Bangladeshi author Taslima Nasreen said that the Citizenship (Amendment) Act is “very good” and “generous”, while opining that the amended law should also include “free-thinkers, feminists, and secularists” from the Muslim community who are persecuted in the neighbouring countries.
Speaking at the ongoing Kerala Literature Festival on Friday, the author, who left Bangladesh in 1994 after facing death threat by fundamentalist outfits for her alleged anti-Islamic views, said that people like her should be given Indian citizenship under CAA.
“It is nice to hear the religious persecuted minorities from Bangladesh, Pakistan and Afghanistan will get citizenship (of India). It is a very good idea and very generous one. But I think that there are people like me from the Muslim community, free thinkers and atheists, who too are persecuted in Pakistan, Bangladesh and Afghanistan and they too should have the right to live in India,” said the author-in-exile while speaking on the second day of the four-day festival during a session titled “In Exile: A writer’s Journey”.
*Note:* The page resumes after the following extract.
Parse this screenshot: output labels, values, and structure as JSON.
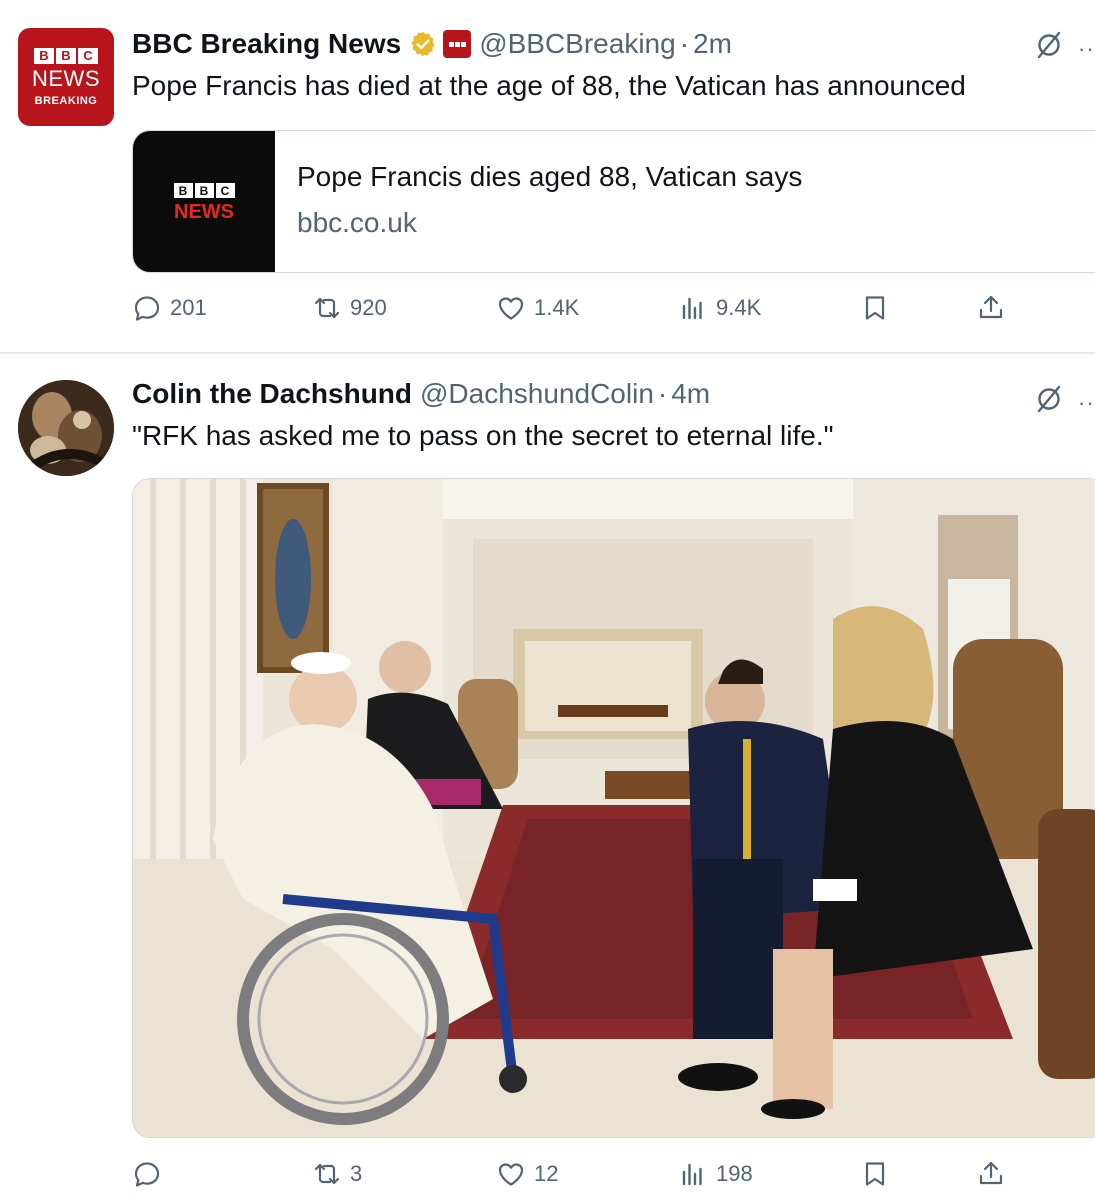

The Citizenship (Amendment) Act, which was passed in the Parliament on December 11 last year, grants citizenship to Hindus, Parsis, Sikhs, Buddhists, Jains and Christians from Bangladesh, Afghanistan and Pakistan who came to India till December 31, 2014 to escape religious persecution.
Asserting that Muslim “atheists bloggers” were killed by suspected Islamist militants in Bangladesh a few years ago, she said that India today needs more free “thinker, secularist, feminist from the Muslim community”.
“Many of these bloggers, in a bid to save their lives, left for Europe or America, why cannot they come to India? India today needs more free thinker, secularist, feminist from the Muslim community,” said Nasreen.